Japan's Mitsubishi Corp. expects no operational problems at the Sakhalin-2 LNG project in Russia's Far East, including maintenance, even without Shell, its CEO said on June 23.

"We see a low probability of significant disruption to the Sakhalin-2 operation including maintenance at the moment," CEO Katsuya Nakanishi told an annual general meeting, when asked about the impact of Shell leaving the project.

Japanese trading companies Mitsubishi and Mitsui & Co. retained their 22.5% combined stakes in Sakhalin-2 after the Kremlin ordered the establishment of a new local operator in retaliation for Western sanctions imposed on Moscow after it sent troops into Ukraine last year.

Shell, however, quit Sakhalin-2 as one of many Western firms that pulled out of Russia.

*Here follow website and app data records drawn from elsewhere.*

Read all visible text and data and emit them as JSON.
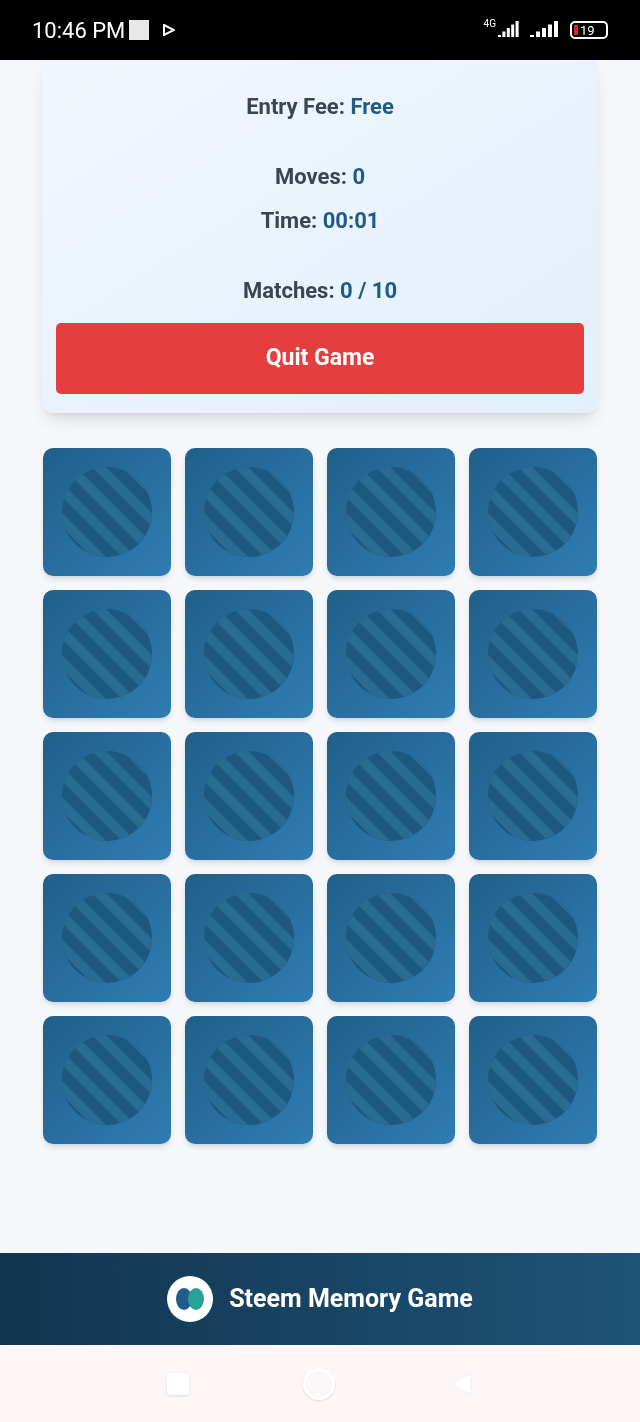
{
  "status_bar": {
    "time": "10:46 PM",
    "network": "4G",
    "battery": "19"
  },
  "game_panel": {
    "entry_fee": {
      "label": "Entry Fee:",
      "value": "Free"
    },
    "moves": {
      "label": "Moves:",
      "value": "0"
    },
    "time": {
      "label": "Time:",
      "value": "00:01"
    },
    "matches": {
      "label": "Matches:",
      "value": "0 / 10"
    },
    "quit_button": "Quit Game"
  },
  "cards": [
    {
      "face_down": true
    },
    {
      "face_down": true
    },
    {
      "face_down": true
    },
    {
      "face_down": true
    },
    {
      "face_down": true
    },
    {
      "face_down": true
    },
    {
      "face_down": true
    },
    {
      "face_down": true
    },
    {
      "face_down": true
    },
    {
      "face_down": true
    },
    {
      "face_down": true
    },
    {
      "face_down": true
    },
    {
      "face_down": true
    },
    {
      "face_down": true
    },
    {
      "face_down": true
    },
    {
      "face_down": true
    },
    {
      "face_down": true
    },
    {
      "face_down": true
    },
    {
      "face_down": true
    },
    {
      "face_down": true
    }
  ],
  "footer": {
    "title": "Steem Memory Game"
  }
}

In April, the Russian government approved the sale of Shell's 27.5% stake to local natural gas producer Novatek.

"We have had a great deal of internal debate about what to do with Sakhalin-2, including from the perspective of Japan's energy security," Nakanishi said, adding that the company plans to keep cooperating with its project partners.

Japan receives 9% of its imported LNG from Sakhalin-2.

Nakanishi declined to comment on how much the project contributes to Mitsubishi's profit.

A senior executive at Mitsui said earlier this week that the trading house has no plans to withdraw from Sakhalin-2.

Just like last year, Mitsubishi faced resolutions from activist shareholders urging greater commitment to tackling climate change at the annual meeting, but the proposals were voted down again.

Shareholder activism on climate change has been gaining momentum in Japan since around 2020 as institutional investors are increasingly pressing companies to do more to fight global warming.